Cool! Designing ist a ton of fun, just give it a go! My best tips are dont go too crazy and keep it simple to get easy success. And design it as conventional as possible.
Also post some drawings to show your concept!
 

foamtest

Toothpick glider kid
#4
I would loosely base it off of a current design in terms of wing area, wing span, tail surfaces, etc.. but change on thing at a time to see how changing that one thing affects the airplanes tendencies in the air. A pretty bad example is when I crashed my biplane and the top wing came off so I tried to fly it with the much smaller bottom wing. It was insanely nose heavy and flew stupid fast.

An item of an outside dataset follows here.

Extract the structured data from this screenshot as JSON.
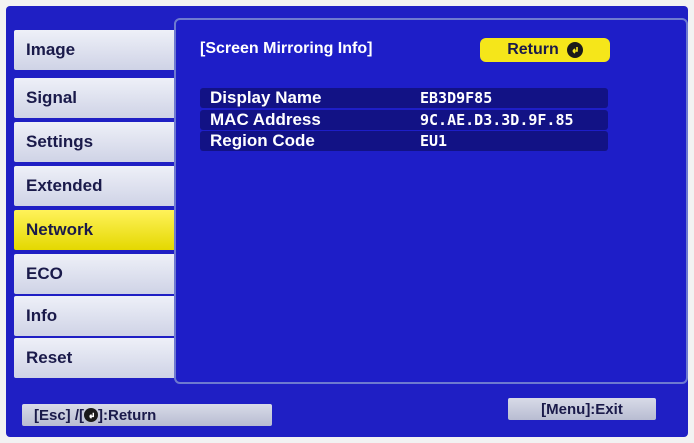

So what I learned is when you reduce the wing surface area then the plane has to fly much faster to create enough lift to stay in the air. I also learned that when a plane is very nose heavy the elevator control becomes very anemic.

It was a very unscientific example but it is one none the less.
 
#6
Sometimes the plans that you think would fly the worst fly very well. Its only foamboard so just throw some stuff together and strap a motor to it. And if you ever feel discouraged just take a look at the nutball. If that thing can fly what can't!
 
#7
Thanks for the encouragement, guys! I'll be drawing up some plans soon, and will probably hit Dollar Tree with a twenty dollar bill. I want to design something stupid simple and just modify it almost in a modular system to isolate changes and make them easily reverted, or in the event of a catastrophic (I also use the word "awesome") crash, rebuild-able as well. The electronics can take a beating and foam board is cheap, so like I've said many times before: The most efficient way to find the limit is to pass it by. Fold the wings! Rip off tail segments! Push the envelope! Updates to come.